Formative assessment-tools are very important in every classroom because they help teachers see how students answer questions and review material. In fact, today there are many great educational technology tools that can help teachers to measure student learning easily. Additionally, as a teacher it’s your responsibility to learn how to guide learning-process and performance of students and this can actually done through mindful assessment practices or tools in-order to helps students grow as they learn. So, below are some of the 5 best practices/tools that can be used by teachers to measure student learning under a classroom environment.
5 Best Classroom Tools to Measure Student Learning:
- Quizizz: This educational assessment-tool allows teachers to gather evidence of student learning in a fun and gamified environment. In fact, when teachers create activities through this program, they will be able to search for and use games or questions created by other users. Additionally, this assessment-tool allows teachers to share an activity with students on Google-Classroom so that it can be completed in class or as homework. On the other hand, questions and answers are displayed on students’ personal-devices and as they answer question, they are greeted with fantastic memes based on the accuracy of their response. Lastly, this educational-tool will allow teachers to view individual student progress and whole-class data thus making it a great technology for assessing student learning today.
- Kahoot: Educational-tool provides a variety of options and activities that help engage students in the assessment process thus making it very fun to use. Kahoot provides both classic and team modes which allow students to play a game as an individual or as group and this makes it a great formative assessment tool for teachers. With educational-tool, students will points by answering questions quickly and accurately while watching the leader-board throughout the game. Lastly, students will love competing against each other in Kahoot games and teachers can also use this tool as a bell ringer for test reviews and a lot more.

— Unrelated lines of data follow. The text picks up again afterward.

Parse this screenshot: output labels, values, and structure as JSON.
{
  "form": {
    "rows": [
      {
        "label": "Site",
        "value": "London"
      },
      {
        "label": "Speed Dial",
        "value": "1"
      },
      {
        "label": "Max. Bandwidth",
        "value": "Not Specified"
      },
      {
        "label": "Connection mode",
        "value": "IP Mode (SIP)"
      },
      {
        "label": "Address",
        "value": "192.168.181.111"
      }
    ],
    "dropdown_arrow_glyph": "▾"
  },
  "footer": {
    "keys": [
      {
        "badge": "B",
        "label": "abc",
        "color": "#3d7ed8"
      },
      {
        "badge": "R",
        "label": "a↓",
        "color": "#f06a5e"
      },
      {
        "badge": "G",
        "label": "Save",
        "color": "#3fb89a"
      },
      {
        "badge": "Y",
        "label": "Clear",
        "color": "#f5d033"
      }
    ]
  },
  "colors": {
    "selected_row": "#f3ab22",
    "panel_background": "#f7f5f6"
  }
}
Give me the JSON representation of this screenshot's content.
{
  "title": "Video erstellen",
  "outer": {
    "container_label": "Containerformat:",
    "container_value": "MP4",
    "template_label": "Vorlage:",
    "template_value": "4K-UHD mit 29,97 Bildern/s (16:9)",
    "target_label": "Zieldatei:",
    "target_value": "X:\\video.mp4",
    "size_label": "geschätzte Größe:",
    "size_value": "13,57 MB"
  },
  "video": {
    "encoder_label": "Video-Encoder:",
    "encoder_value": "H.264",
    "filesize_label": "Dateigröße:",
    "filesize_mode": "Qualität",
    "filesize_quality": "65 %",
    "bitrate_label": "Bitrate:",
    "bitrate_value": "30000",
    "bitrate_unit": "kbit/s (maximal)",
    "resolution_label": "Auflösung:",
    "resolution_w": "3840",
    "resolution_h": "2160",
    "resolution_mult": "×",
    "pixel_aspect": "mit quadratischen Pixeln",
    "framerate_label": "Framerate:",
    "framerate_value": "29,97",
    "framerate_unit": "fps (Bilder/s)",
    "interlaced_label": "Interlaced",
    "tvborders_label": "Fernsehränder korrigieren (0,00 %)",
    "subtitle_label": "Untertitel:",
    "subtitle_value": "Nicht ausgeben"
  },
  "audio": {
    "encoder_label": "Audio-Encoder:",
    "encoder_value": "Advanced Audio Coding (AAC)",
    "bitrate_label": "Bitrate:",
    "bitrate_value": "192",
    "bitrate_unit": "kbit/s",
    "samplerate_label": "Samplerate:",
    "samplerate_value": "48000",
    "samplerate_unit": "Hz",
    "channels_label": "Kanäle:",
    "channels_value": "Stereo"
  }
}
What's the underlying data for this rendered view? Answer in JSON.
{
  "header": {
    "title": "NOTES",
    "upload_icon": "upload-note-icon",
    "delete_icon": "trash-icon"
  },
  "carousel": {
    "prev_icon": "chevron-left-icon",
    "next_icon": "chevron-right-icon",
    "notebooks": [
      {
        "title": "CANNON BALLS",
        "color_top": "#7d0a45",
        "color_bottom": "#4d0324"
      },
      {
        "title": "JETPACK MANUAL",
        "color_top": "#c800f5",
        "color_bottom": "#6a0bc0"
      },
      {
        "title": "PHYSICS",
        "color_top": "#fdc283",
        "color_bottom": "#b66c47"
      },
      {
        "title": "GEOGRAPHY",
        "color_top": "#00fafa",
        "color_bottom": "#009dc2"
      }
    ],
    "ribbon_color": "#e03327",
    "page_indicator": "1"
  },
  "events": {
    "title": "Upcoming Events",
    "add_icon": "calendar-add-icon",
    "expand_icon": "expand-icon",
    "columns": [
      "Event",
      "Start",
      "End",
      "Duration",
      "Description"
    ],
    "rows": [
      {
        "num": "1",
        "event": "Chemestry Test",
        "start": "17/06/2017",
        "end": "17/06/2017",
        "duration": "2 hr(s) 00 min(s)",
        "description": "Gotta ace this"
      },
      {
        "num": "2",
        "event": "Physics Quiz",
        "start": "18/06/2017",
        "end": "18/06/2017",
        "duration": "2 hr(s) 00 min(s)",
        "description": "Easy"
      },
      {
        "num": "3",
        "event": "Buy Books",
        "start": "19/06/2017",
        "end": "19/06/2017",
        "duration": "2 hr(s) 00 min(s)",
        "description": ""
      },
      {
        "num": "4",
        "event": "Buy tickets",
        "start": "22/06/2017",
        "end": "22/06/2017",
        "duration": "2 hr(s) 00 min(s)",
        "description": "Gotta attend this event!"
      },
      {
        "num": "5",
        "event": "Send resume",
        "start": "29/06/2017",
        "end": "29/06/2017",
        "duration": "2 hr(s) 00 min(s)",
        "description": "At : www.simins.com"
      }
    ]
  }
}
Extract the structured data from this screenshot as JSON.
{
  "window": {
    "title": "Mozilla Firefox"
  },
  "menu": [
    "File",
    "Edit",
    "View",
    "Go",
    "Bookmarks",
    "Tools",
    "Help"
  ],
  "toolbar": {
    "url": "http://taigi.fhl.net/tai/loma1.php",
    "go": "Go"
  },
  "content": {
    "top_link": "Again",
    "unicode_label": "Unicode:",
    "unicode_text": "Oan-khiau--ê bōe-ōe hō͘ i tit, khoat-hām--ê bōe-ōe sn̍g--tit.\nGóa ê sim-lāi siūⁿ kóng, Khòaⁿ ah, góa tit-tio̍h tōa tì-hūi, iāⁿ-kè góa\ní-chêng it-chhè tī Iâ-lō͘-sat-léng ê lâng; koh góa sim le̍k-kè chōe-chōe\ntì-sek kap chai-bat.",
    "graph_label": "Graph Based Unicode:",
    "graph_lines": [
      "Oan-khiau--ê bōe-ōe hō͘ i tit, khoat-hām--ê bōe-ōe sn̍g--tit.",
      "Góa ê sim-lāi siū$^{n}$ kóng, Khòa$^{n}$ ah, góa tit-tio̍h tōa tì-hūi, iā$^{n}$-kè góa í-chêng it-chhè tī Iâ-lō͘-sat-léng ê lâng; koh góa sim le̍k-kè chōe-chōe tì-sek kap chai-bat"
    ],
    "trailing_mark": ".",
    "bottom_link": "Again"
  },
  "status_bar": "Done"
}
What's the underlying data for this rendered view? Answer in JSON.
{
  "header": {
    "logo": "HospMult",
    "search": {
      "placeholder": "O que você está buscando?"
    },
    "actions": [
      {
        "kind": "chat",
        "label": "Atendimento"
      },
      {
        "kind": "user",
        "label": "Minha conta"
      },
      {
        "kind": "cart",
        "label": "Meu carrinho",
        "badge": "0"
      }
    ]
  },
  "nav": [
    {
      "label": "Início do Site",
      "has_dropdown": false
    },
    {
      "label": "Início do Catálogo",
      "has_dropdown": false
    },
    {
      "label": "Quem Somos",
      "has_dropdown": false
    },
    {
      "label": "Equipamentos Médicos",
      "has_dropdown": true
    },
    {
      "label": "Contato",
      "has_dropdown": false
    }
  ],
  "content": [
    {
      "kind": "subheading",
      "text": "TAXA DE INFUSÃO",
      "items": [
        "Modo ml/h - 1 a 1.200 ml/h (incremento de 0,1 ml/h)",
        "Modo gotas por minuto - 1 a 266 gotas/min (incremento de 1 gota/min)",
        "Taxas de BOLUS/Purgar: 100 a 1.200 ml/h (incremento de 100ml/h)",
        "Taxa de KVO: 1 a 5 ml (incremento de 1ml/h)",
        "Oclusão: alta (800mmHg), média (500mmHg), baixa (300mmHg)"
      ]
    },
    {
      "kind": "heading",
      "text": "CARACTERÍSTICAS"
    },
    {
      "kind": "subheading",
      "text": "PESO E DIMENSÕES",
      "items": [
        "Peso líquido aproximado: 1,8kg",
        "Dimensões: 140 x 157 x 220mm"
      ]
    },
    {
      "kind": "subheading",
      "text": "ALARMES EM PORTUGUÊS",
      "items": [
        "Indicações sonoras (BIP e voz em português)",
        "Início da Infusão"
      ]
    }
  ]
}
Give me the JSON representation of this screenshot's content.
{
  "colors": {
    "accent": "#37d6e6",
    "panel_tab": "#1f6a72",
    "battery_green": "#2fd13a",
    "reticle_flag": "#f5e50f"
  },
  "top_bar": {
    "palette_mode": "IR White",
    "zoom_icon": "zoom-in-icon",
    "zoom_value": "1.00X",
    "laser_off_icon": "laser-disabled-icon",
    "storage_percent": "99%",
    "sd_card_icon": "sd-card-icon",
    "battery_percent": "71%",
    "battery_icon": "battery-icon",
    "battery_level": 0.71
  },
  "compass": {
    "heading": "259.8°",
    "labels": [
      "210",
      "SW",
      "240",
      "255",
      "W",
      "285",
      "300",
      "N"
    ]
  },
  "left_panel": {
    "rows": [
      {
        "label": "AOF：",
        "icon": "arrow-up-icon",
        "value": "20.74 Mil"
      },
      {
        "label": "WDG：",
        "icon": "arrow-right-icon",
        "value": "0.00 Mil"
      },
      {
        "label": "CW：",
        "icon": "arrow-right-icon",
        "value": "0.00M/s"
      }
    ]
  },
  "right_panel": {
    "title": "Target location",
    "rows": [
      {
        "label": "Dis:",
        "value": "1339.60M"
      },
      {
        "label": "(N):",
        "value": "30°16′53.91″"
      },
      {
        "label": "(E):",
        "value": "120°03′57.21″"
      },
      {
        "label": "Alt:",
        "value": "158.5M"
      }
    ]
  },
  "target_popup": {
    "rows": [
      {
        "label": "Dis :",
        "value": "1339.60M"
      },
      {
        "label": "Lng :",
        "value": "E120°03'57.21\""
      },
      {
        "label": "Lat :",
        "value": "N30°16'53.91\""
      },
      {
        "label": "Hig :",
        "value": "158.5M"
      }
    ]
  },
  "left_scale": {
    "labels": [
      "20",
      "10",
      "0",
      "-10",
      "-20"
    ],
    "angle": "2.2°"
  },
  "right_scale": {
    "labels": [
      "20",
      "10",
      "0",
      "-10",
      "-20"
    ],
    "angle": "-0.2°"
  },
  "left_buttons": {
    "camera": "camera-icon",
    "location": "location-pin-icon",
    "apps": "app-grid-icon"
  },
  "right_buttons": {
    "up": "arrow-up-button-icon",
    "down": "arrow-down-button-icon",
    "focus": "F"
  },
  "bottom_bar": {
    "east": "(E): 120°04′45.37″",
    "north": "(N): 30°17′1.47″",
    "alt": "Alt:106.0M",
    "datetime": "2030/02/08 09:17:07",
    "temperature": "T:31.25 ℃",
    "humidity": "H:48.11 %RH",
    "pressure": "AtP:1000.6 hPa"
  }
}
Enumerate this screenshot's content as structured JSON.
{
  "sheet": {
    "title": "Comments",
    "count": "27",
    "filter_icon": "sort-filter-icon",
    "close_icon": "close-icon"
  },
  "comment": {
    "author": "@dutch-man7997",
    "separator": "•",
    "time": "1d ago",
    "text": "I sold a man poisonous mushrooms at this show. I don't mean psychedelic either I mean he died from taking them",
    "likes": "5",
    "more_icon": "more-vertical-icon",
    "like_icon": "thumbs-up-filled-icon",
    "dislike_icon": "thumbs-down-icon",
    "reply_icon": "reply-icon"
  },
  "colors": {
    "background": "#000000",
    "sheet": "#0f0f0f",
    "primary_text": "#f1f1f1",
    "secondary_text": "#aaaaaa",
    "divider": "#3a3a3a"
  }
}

- Padlet: This is a free tool for teachers and students to share information, resources, images and a lot more. For example, a teacher can use Padlet in a flipped classroom as a backchannel to encourage all students reflect on their learning and a teacher can also create a Padlet wall for each of his/her classes in-order encourage each of their students to contribute a reflection from the instructional videos they watch. Additionally, Padlet allows students to post concepts that they feel need to be revisited and then their classmates can reply to their posts. Lastly, teachers can even use each class’s wall to create a review screencast based on what the students feel needs to be reviewed.
- Quizlet Live: Quizlet as a flash card creation tool but Quizlet-Live allows teachers to create collaborative learning games that emphasize concept mastery. In fact, this educational-tool also allows teachers to create a game from any Quizlet flash-card deck and after at least 6-players join the game, they are sorted into random teams. So, students must work together to correctly answer any questions and all team-members will see the same question on their screens but with different lists of answer options. Additionally, if teams answer correctly, they will across the board and a team that correctly answers 11-questions in a row wins and this competition-aspect actually allows kids to learn new things and teamwork.
- Flipgrid: With Flipgrid, teachers can create grids similar to class sections in a Classroom or learning management system and then post topics for students to reflect upon. Afterwards, students can use a quick, four-step process to respond to prompts through a video and then teachers can view student responses and provide timely feedback which can encourage students to reply to their classmates’ submissions. Lastly, teachers can also share grids and topics via Google-Classroom, QR-code or even keep the grid private.
Other Great Classroom Tools to Measure Student Learning:
- Open-Ended Questions: These are content-based questions that get students think about what they have learned. In fact, students can chat about or write their responses and after teachers can review their answers. However, teachers should try to give students a chance to really think about the learning that took place in-order for this technique to work perfectly.
- Quick Summaries: with this technique, teachers can ask students to summarize important lessons or concepts. Additionally, teachers can even add a summary challenge using social media then have students Tweet their summaries. For example, if the challenge requires writing about a topic with a limit of 140 characters, students should try to be concise and brief with their entries.
- Student Interviews: These usually happen at the end of the class whereby groups of 2 or 3 students take a few minutes at the end of class to discuss what they’ve learned. Additionally, each student takes a turn interviewing the other using guide-questions provided by the teacher.
- Quick-Draw Showdown: This is a great competitive exercise whereby teachers square two students off against each other and then have them quickly write down a sentence or draw a quick-sketch of a learning concept. When the teachers says “Go!”, the fun begins and the first student to finish wins the competition.
- Daily Learning Journals: These are daily brief reflection exercises that let students privatize their experiences in their own words on a personal level. Additionally, students can do Daily Learning Journals using screencasting or simple audio recording and younger-students may create vision boards or collages with relating imagery to what they’ve learned. Likewise, students may also share their excerpts on a class blog or web-page thus making this educational-tool a great classroom community-building exercise.